→ **What you need to do**
Each entry in this listing needs to be written out again, word for word.

→ **Extracted information**
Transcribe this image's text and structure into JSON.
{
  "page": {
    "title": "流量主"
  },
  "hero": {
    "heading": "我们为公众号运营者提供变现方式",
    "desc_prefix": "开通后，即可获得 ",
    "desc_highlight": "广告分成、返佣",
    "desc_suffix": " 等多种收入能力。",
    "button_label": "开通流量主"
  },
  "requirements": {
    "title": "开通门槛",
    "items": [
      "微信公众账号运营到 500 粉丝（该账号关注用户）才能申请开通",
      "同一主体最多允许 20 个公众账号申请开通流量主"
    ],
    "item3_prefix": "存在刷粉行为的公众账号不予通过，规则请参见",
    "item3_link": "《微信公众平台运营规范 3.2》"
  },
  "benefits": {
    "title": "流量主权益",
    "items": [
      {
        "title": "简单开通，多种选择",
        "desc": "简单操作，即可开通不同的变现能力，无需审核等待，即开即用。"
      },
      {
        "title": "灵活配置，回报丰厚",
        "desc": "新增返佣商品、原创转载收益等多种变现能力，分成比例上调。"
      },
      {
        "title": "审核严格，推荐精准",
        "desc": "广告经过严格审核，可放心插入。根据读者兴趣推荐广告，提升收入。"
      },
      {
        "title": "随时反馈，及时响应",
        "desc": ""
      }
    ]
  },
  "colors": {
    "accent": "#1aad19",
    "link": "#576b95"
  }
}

→ **Output of the task**
Transcribe this image's text and structure into JSON.
{
  "page": {
    "title": "流量主"
  },
  "hero": {
    "heading": "我们为公众号运营者提供变现方式",
    "desc_prefix": "开通后，即可获得 ",
    "desc_highlight": "广告分成、返佣",
    "desc_suffix": " 等多种收入能力。",
    "button_label": "开通流量主"
  },
  "requirements": {
    "title": "开通门槛",
    "items": [
      "微信公众账号运营到 500 粉丝（该账号关注用户）才能申请开通",
      "同一主体最多允许 20 个公众账号申请开通流量主"
    ],
    "item3_prefix": "存在刷粉行为的公众账号不予通过，规则请参见",
    "item3_link": "《微信公众平台运营规范 3.2》"
  },
  "benefits": {
    "title": "流量主权益",
    "items": [
      {
        "title": "简单开通，多种选择",
        "desc": "简单操作，即可开通不同的变现能力，无需审核等待，即开即用。"
      },
      {
        "title": "灵活配置，回报丰厚",
        "desc": "新增返佣商品、原创转载收益等多种变现能力，分成比例上调。"
      },
      {
        "title": "审核严格，推荐精准",
        "desc": "广告经过严格审核，可放心插入。根据读者兴趣推荐广告，提升收入。"
      },
      {
        "title": "随时反馈，及时响应",
        "desc": ""
      }
    ]
  },
  "colors": {
    "accent": "#1aad19",
    "link": "#576b95"
  }
}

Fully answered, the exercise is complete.